Exercise brief:
Retype every entry in its entirety, without alteration.

#####

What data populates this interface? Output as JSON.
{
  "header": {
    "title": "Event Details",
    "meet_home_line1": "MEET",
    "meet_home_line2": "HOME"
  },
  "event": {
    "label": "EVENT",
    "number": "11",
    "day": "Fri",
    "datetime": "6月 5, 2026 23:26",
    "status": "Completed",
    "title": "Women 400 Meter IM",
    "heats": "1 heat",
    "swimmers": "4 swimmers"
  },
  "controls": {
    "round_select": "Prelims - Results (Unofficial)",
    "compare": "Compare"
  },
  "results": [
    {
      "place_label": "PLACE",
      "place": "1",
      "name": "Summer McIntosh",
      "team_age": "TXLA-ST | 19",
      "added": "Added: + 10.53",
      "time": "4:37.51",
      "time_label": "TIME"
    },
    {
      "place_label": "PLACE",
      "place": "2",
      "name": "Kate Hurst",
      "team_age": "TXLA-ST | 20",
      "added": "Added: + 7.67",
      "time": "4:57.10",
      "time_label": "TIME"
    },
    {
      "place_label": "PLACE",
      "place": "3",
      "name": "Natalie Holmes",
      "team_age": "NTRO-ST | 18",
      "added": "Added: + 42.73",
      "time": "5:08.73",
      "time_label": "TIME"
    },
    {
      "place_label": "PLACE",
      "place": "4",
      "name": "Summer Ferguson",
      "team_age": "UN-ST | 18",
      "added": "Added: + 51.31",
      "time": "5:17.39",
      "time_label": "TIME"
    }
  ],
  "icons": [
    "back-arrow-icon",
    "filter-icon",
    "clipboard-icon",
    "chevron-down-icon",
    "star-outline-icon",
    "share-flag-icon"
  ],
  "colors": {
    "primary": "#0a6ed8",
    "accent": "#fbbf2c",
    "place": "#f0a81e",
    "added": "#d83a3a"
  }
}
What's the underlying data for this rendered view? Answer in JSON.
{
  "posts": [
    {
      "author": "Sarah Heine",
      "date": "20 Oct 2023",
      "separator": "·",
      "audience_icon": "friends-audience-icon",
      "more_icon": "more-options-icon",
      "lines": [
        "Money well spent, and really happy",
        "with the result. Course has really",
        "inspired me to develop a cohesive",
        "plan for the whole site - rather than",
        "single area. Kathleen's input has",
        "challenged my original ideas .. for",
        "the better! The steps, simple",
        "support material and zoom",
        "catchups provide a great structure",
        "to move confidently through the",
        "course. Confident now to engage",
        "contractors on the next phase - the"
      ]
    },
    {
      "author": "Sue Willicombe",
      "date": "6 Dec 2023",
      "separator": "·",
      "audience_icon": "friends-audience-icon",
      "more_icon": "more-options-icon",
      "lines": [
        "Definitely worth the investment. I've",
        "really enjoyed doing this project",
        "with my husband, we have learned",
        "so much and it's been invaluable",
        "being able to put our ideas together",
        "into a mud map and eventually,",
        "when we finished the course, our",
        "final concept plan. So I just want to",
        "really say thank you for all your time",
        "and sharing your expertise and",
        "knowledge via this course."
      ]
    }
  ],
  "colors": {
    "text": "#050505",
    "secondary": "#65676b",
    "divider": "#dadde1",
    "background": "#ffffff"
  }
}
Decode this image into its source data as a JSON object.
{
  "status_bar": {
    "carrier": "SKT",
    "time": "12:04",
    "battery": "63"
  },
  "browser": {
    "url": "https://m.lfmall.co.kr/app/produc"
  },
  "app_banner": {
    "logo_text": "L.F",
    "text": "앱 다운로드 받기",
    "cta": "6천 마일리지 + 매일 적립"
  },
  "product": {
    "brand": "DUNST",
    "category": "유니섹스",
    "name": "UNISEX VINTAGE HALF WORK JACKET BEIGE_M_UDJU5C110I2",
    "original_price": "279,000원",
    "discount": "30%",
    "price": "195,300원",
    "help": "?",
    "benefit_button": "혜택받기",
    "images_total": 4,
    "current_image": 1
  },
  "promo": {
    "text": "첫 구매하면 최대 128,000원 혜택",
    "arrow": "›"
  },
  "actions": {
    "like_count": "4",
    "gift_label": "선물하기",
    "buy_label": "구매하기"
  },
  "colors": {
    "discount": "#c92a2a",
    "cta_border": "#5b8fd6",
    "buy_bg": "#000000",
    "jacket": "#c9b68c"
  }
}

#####

Final answer:
What data populates this interface? Output as JSON.
{
  "header": {
    "title": "Event Details",
    "meet_home_line1": "MEET",
    "meet_home_line2": "HOME"
  },
  "event": {
    "label": "EVENT",
    "number": "11",
    "day": "Fri",
    "datetime": "6月 5, 2026 23:26",
    "status": "Completed",
    "title": "Women 400 Meter IM",
    "heats": "1 heat",
    "swimmers": "4 swimmers"
  },
  "controls": {
    "round_select": "Prelims - Results (Unofficial)",
    "compare": "Compare"
  },
  "results": [
    {
      "place_label": "PLACE",
      "place": "1",
      "name": "Summer McIntosh",
      "team_age": "TXLA-ST | 19",
      "added": "Added: + 10.53",
      "time": "4:37.51",
      "time_label": "TIME"
    },
    {
      "place_label": "PLACE",
      "place": "2",
      "name": "Kate Hurst",
      "team_age": "TXLA-ST | 20",
      "added": "Added: + 7.67",
      "time": "4:57.10",
      "time_label": "TIME"
    },
    {
      "place_label": "PLACE",
      "place": "3",
      "name": "Natalie Holmes",
      "team_age": "NTRO-ST | 18",
      "added": "Added: + 42.73",
      "time": "5:08.73",
      "time_label": "TIME"
    },
    {
      "place_label": "PLACE",
      "place": "4",
      "name": "Summer Ferguson",
      "team_age": "UN-ST | 18",
      "added": "Added: + 51.31",
      "time": "5:17.39",
      "time_label": "TIME"
    }
  ],
  "icons": [
    "back-arrow-icon",
    "filter-icon",
    "clipboard-icon",
    "chevron-down-icon",
    "star-outline-icon",
    "share-flag-icon"
  ],
  "colors": {
    "primary": "#0a6ed8",
    "accent": "#fbbf2c",
    "place": "#f0a81e",
    "added": "#d83a3a"
  }
}
What's the underlying data for this rendered view? Answer in JSON.
{
  "posts": [
    {
      "author": "Sarah Heine",
      "date": "20 Oct 2023",
      "separator": "·",
      "audience_icon": "friends-audience-icon",
      "more_icon": "more-options-icon",
      "lines": [
        "Money well spent, and really happy",
        "with the result. Course has really",
        "inspired me to develop a cohesive",
        "plan for the whole site - rather than",
        "single area. Kathleen's input has",
        "challenged my original ideas .. for",
        "the better! The steps, simple",
        "support material and zoom",
        "catchups provide a great structure",
        "to move confidently through the",
        "course. Confident now to engage",
        "contractors on the next phase - the"
      ]
    },
    {
      "author": "Sue Willicombe",
      "date": "6 Dec 2023",
      "separator": "·",
      "audience_icon": "friends-audience-icon",
      "more_icon": "more-options-icon",
      "lines": [
        "Definitely worth the investment. I've",
        "really enjoyed doing this project",
        "with my husband, we have learned",
        "so much and it's been invaluable",
        "being able to put our ideas together",
        "into a mud map and eventually,",
        "when we finished the course, our",
        "final concept plan. So I just want to",
        "really say thank you for all your time",
        "and sharing your expertise and",
        "knowledge via this course."
      ]
    }
  ],
  "colors": {
    "text": "#050505",
    "secondary": "#65676b",
    "divider": "#dadde1",
    "background": "#ffffff"
  }
}
Decode this image into its source data as a JSON object.
{
  "status_bar": {
    "carrier": "SKT",
    "time": "12:04",
    "battery": "63"
  },
  "browser": {
    "url": "https://m.lfmall.co.kr/app/produc"
  },
  "app_banner": {
    "logo_text": "L.F",
    "text": "앱 다운로드 받기",
    "cta": "6천 마일리지 + 매일 적립"
  },
  "product": {
    "brand": "DUNST",
    "category": "유니섹스",
    "name": "UNISEX VINTAGE HALF WORK JACKET BEIGE_M_UDJU5C110I2",
    "original_price": "279,000원",
    "discount": "30%",
    "price": "195,300원",
    "help": "?",
    "benefit_button": "혜택받기",
    "images_total": 4,
    "current_image": 1
  },
  "promo": {
    "text": "첫 구매하면 최대 128,000원 혜택",
    "arrow": "›"
  },
  "actions": {
    "like_count": "4",
    "gift_label": "선물하기",
    "buy_label": "구매하기"
  },
  "colors": {
    "discount": "#c92a2a",
    "cta_border": "#5b8fd6",
    "buy_bg": "#000000",
    "jacket": "#c9b68c"
  }
}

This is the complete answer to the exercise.